I guess that the main problem that I had with CHAMPIONS is that there's very little here that goes against the grain of similar past sports pictures that we've seen before. You know the type: An aging, grumpy coach that feels that life has dealt him a raw deal and is forced to mentor an eclectic and athletically uninspired group of outcasts and - after initially being taken aback by the prospects of such an impossible task - has his heart warmed and becomes a better man through his experiencing befriending these players and making them realize their own self-worth. There're simply no moulds broken here, outside of having the players be disabled. Again, Farrelly and company treat these characters with respect and allow them to become welcoming presences in their film, but the overall story built around them leaves no stale and overused formula stone unturned. Farrelly tries to subvert expectations with the "big proverbial game" near the end with a fake out, but it somehow doesn't work as well as it should have. And at 124 unnecessary minutes, CHAMPIONS is in desperate need of a tighter edit.

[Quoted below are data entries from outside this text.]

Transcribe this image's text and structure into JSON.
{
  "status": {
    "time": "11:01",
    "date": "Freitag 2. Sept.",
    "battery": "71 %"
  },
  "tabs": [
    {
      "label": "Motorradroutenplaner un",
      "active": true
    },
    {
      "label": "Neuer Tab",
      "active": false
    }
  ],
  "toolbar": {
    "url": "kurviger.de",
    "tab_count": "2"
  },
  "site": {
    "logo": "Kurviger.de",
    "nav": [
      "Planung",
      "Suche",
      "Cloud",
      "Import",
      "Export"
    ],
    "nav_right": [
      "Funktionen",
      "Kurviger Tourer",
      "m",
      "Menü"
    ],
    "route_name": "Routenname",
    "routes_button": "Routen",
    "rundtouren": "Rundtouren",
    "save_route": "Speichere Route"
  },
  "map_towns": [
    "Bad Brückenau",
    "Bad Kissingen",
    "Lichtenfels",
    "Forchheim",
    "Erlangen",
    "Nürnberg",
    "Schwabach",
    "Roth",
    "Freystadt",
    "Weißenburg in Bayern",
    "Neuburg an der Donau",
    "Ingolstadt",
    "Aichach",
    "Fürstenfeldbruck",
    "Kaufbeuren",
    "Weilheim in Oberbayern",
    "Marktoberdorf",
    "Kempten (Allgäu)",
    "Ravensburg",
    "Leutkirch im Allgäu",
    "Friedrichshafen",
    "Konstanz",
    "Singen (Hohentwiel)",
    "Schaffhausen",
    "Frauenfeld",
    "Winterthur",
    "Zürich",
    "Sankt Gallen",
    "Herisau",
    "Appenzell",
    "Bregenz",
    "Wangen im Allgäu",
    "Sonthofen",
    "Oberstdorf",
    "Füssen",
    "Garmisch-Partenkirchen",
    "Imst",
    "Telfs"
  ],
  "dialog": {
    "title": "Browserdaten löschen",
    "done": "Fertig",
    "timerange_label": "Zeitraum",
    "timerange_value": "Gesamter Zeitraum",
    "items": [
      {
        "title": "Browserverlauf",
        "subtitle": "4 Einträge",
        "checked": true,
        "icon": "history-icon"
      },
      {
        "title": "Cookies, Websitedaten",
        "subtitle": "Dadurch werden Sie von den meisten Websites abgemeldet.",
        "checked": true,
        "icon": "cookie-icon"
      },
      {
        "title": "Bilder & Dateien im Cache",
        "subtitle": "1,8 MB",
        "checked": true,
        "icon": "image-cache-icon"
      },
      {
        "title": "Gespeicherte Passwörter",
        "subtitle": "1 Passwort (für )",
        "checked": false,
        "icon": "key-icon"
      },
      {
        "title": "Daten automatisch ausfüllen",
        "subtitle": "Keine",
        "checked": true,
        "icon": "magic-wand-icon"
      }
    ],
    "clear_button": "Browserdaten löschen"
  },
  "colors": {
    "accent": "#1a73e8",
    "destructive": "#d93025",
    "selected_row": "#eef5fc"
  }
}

Parts of me really liked this film. It's pleasant minded and entertaining in its own right, but too predictably by the numbers that it overwhelms and distracts from what does work so well. I shudder to think of how CHAMPIONS might have ended up in the wrong hands and with the worst kind of insensitive-minded handling of its premise, but this final product is far from being offensive in the slightest. Farrelly deserves credit for giving his disabled actors a chance to inhabit bona fide characters and be, in turn, given as much attention and screen time as their able-bodied co-stars. This is what makes CHAMPIONS an involving and good-natured watch that's hard to hate. However, it's just ultimately telling that this film will probably have little staying power with me the longer I separate myself from it. It has a fresh perspective and a sense of inclusiveness with his characters, yes, but the story machinations here follow the genre playbook too rigidly.